Here’s one of the reasons that is so crucial.
On our way back to BiH from our wonderful visit to the Plitvice lakes and waterfalls and our afternoon spent in Zagreb, S and I drove by this:
This is a monument where the Jasenovac concentration camp stood during World War II in the Nazi puppet state of the “Independent State of Croatia.” Thousands of Serbs, Jews, and Roma were systematically exterminated here or worked to death. After that war and with the formation of the Socialist Federation of Yugoslavia, no one accepted responsibility for the atrocities committed there. It was all swept under the carpet of “Brotherhood and Unity” we-all-get-along-now-because-Tito-says-we-do. And they did — until they didn’t — and all hell broke loose. And without acknowledgement of wrong-doing and acceptance of responsibility this time around, who knows what hell might break loose in the future.
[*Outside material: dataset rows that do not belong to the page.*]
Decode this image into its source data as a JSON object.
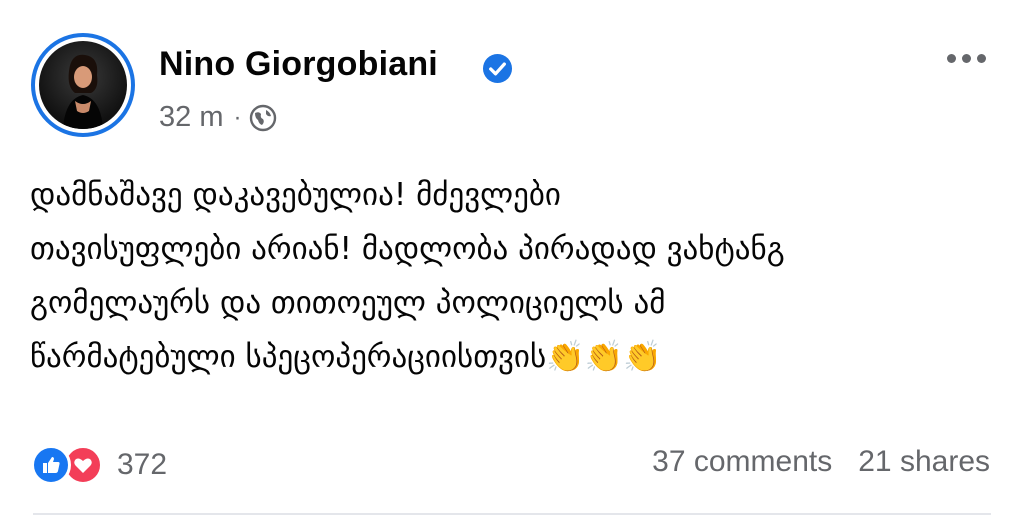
{
  "post": {
    "author": "Nino Giorgobiani",
    "time": "32 m",
    "separator": "·",
    "audience_icon": "globe-icon",
    "verified_icon": "verified-badge-icon",
    "text_lines": [
      "დამნაშავე დაკავებულია! მძევლები",
      "თავისუფლები არიან! მადლობა პირადად ვახტანგ",
      "გომელაურს და  თითოეულ პოლიციელს ამ",
      "წარმატებული სპეცოპერაციისთვის👏👏👏"
    ]
  },
  "engagement": {
    "reaction_icons": [
      "like-icon",
      "love-icon"
    ],
    "reaction_count": "372",
    "comments": "37 comments",
    "shares": "21 shares"
  },
  "colors": {
    "accent": "#1b74e4",
    "like": "#1877f2",
    "love": "#f33e58",
    "secondary_text": "#65676b"
  }
}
No Future Without Forgiveness is both the title and the theme of Archbishop Desmond Tutu’s book chronicling the work of the Truth and Reconciliation Commission in South Africa. But a basic tenet of our Christian faith is that confession always precedes forgiveness. And without that, how can there truly be a way forward?